plantation Workers at the Central Romana plantation claim to work in the fields all day without food. When they no longer can afford food at the company store they chew on the sugar cane.
Conditions at Central Romana
When Ellam visited the 240,000 acre spread he found shantytowns full of Haitian sugar cane workers who were lured over the border to work with promises of a good job. Once they arrived they were trapped, kept stateless and forbidden to leave. Central Romana hires 90,000 of the 650,000 Haitian workers on the island.
Workers told him that they were barely paid enough to buy food from the company store - at twice the cost available elsewhere. They could be deported if they left the property to buy goods in town and weren't they allowed to grow vegetables to supplement their diet.
There were no doctors and little medical attention for injured cane workers.
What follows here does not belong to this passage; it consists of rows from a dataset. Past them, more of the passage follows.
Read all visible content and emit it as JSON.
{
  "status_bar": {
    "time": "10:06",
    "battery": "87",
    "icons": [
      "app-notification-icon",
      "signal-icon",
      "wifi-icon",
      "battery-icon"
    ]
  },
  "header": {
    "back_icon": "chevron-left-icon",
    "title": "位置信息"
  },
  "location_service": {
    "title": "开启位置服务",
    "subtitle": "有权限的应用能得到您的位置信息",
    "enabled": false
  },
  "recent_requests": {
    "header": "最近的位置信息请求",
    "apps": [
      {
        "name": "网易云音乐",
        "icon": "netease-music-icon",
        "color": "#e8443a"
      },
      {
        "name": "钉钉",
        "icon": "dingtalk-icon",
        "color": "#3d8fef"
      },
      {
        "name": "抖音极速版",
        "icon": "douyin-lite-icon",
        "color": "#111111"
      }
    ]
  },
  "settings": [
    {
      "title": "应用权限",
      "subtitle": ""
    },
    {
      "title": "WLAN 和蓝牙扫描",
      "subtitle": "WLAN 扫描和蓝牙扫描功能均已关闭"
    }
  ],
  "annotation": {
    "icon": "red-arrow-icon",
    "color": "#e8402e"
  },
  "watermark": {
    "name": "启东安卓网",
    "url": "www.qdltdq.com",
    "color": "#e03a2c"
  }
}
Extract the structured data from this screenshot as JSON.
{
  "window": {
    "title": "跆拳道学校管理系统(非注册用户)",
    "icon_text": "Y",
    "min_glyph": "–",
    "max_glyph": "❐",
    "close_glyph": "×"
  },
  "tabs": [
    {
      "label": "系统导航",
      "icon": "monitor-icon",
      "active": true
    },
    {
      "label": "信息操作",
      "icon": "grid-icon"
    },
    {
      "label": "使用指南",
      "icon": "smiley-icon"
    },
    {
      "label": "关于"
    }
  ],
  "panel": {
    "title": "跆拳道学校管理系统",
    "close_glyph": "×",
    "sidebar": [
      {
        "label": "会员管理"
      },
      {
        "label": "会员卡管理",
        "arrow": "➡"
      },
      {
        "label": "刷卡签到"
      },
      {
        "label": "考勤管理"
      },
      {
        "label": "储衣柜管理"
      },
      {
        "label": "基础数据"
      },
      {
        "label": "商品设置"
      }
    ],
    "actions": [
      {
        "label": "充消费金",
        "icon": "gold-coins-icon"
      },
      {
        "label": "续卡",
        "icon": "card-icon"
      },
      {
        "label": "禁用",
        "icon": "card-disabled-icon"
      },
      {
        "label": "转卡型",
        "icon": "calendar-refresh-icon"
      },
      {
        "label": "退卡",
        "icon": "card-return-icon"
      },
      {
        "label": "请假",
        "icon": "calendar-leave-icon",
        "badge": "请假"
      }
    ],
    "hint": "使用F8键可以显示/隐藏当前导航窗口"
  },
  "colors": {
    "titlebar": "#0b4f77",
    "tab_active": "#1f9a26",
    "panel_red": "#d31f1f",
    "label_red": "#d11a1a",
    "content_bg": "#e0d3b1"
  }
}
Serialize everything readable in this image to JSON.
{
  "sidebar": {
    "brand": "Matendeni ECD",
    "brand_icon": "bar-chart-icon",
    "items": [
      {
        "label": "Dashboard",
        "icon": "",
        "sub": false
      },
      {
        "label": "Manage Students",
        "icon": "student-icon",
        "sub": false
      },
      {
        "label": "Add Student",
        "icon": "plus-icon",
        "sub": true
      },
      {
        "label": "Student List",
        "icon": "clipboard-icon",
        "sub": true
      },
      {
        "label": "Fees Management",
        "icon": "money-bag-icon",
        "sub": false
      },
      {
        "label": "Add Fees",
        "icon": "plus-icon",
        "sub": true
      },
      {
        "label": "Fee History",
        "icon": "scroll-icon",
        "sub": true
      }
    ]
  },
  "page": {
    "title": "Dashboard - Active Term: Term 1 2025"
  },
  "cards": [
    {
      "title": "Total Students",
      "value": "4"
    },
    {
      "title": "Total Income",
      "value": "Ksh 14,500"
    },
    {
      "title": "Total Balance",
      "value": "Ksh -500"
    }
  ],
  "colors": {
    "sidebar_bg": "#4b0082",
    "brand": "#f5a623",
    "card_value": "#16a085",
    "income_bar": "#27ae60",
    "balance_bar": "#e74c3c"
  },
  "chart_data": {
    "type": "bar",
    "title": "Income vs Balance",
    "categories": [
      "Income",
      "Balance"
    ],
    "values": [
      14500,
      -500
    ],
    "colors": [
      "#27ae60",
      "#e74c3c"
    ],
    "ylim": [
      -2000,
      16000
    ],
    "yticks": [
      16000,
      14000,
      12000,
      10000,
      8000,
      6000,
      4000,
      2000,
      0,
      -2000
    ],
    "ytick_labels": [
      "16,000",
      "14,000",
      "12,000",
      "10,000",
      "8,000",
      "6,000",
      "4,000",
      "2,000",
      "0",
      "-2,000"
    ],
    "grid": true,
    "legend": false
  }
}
Men on horseback wearing pith helmets rode through town regularly to ensure that everybody was kept in line.
Pepe Fanjul defends his operation saying that it's unfair to use a North American standard to measure working conditions in the Dominican Republic and that Central Romana provides jobs for Haitians who would otherwise have none.
"What I saw was straight out of a book before the Industrial Revolution. I felt like I had stepped back 200 years," says Ellam.